The advisory opinion outlines some of the criminal liability provisions in the Fair Credit Reporting Act. Covered entities can face criminal liability for obtaining a background report on an individual under false pretenses or by providing a background report to an unauthorized individual. For example, Section 620 of the Fair Credit Reporting Act imposes criminal liability on any officer or employee of a consumer reporting agency who knowingly and willfully provides information concerning an individual from the agency’s files to an unauthorized person. Violators can face criminal penalties and imprisonment.
The CFPB will continue to take steps to ensure credit reporting companies and other relevant entities adhere to the Fair Credit Reporting Act and other consumer financial protection laws. In addition to some of the steps already mentioned, the CFPB has:
- Highlighted the experiences of military families with medical billing, credit reporting, and debt collection. The CFPB’s report showed that nationwide credit reporting companies are failing to correct mistakes and inaccuracies, fueled by allegedly unpaid medical bills, on servicemembers’ credit reports.
- Spotlighted medical billing challenges faced by millions of American consumers. The CFPB’s report found that many consumers reported their credit reports being used as weapons to force payments of allegedly unpaid medical bills and that the bills are surreptitiously and unlawfully placed on their credit reports.
- Identified credit reporting companies the public can hold accountable. The CFPB released its annual list of credit reporting companies. Using the list, people can exercise their right to see what personal information these companies have, dispute inaccuracies, and take action if a firm is violating the Fair Credit Reporting Act.
- Issued a bulletin to prevent unlawful medical debt collection and credit reporting. The bulletin states that the accuracy and dispute obligations imposed by the Fair Credit Reporting Act apply with respect to debts stemming from charges that exceed the amount permitted by the No Surprises Act.

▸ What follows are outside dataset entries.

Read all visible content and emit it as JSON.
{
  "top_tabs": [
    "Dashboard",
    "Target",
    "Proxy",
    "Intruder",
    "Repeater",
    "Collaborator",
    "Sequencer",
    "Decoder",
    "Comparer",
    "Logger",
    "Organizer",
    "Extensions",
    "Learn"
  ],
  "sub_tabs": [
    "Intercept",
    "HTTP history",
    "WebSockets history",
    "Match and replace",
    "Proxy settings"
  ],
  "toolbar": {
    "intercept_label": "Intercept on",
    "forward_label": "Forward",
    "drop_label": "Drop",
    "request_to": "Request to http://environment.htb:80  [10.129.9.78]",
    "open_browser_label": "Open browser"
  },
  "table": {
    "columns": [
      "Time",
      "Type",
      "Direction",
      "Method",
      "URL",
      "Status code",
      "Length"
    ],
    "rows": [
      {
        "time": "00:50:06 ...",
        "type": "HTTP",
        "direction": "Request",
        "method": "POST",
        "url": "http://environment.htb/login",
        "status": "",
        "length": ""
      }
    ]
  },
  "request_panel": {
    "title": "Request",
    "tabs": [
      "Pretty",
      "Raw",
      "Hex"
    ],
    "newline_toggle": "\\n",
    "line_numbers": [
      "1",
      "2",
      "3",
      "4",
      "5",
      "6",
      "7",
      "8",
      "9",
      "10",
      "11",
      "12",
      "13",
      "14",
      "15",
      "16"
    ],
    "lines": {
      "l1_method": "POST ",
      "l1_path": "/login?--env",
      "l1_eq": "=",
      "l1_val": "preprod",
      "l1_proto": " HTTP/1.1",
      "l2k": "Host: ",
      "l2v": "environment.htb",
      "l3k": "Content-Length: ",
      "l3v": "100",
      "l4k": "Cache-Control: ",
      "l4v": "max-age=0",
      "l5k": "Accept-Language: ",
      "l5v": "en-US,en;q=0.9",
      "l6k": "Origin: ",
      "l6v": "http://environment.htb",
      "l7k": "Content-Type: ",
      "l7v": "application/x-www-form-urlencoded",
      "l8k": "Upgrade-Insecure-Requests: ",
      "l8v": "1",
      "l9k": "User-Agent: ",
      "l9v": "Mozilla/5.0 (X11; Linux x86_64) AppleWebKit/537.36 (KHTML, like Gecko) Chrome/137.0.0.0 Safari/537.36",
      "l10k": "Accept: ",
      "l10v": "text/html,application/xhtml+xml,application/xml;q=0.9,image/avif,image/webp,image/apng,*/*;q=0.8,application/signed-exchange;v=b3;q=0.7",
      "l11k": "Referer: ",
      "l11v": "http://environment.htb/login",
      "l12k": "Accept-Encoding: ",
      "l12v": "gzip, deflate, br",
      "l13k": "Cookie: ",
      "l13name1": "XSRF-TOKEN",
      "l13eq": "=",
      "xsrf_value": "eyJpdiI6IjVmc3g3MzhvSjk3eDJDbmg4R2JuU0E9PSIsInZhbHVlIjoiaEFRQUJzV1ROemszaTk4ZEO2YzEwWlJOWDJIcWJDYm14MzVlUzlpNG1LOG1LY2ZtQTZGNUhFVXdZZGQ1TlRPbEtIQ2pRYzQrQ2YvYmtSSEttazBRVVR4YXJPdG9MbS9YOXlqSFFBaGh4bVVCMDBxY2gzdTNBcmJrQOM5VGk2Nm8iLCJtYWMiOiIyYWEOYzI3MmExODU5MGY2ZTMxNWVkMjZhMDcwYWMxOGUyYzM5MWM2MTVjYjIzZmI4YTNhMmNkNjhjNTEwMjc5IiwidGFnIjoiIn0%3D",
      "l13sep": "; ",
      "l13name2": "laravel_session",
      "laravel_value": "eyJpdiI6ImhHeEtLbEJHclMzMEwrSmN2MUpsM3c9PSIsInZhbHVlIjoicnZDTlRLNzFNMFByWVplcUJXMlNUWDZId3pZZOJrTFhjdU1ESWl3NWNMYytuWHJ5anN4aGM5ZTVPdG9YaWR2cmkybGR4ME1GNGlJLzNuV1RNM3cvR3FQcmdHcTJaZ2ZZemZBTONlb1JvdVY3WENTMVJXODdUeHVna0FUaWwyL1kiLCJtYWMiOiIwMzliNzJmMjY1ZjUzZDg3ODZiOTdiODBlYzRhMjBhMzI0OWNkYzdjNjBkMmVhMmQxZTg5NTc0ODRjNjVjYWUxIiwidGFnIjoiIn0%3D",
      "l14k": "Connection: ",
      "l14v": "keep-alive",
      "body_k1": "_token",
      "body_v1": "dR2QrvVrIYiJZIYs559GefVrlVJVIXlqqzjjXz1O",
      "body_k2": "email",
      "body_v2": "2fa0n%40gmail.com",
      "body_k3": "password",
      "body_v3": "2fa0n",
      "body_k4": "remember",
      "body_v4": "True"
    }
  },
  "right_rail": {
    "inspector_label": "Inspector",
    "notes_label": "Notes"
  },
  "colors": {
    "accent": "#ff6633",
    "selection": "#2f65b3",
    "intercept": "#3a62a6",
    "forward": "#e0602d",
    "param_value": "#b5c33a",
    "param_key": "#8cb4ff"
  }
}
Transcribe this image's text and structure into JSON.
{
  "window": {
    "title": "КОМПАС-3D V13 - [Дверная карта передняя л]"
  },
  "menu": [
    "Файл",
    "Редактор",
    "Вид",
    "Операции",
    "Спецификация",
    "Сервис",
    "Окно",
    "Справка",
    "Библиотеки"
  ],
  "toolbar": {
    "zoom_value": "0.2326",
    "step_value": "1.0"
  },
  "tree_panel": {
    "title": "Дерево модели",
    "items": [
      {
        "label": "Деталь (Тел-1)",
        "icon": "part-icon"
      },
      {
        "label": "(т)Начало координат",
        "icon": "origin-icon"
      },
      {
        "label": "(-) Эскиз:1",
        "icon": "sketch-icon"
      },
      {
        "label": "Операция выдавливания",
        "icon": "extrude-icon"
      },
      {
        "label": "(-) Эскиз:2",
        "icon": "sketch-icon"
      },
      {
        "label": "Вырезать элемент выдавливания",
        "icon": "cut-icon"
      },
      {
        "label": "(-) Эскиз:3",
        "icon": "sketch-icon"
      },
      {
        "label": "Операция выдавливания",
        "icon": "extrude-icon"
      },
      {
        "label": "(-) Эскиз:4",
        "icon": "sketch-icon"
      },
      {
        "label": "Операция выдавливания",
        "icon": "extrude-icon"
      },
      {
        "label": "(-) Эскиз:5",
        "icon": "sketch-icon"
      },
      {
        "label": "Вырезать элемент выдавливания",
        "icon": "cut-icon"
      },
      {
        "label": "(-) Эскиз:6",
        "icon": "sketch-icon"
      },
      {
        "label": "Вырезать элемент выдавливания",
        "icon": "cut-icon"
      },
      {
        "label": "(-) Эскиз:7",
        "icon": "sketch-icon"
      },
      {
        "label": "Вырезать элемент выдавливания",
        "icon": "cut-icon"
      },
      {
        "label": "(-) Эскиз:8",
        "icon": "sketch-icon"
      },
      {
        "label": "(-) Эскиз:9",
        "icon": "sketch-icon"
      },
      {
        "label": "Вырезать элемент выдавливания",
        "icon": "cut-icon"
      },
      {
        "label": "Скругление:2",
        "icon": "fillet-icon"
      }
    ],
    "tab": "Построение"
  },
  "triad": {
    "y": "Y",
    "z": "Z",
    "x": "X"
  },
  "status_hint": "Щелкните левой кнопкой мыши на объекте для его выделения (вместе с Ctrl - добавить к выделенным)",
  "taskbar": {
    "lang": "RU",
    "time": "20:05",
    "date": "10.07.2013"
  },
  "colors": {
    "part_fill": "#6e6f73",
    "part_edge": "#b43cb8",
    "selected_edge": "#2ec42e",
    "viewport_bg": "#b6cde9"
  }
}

- Took action to stop the false identification of consumers by background screeners. The advisory opinion affirmed that credit reporting companies and tenant and employment screening companies are violating the Fair Credit Reporting Act if they engage in shoddy name-only matching procedures.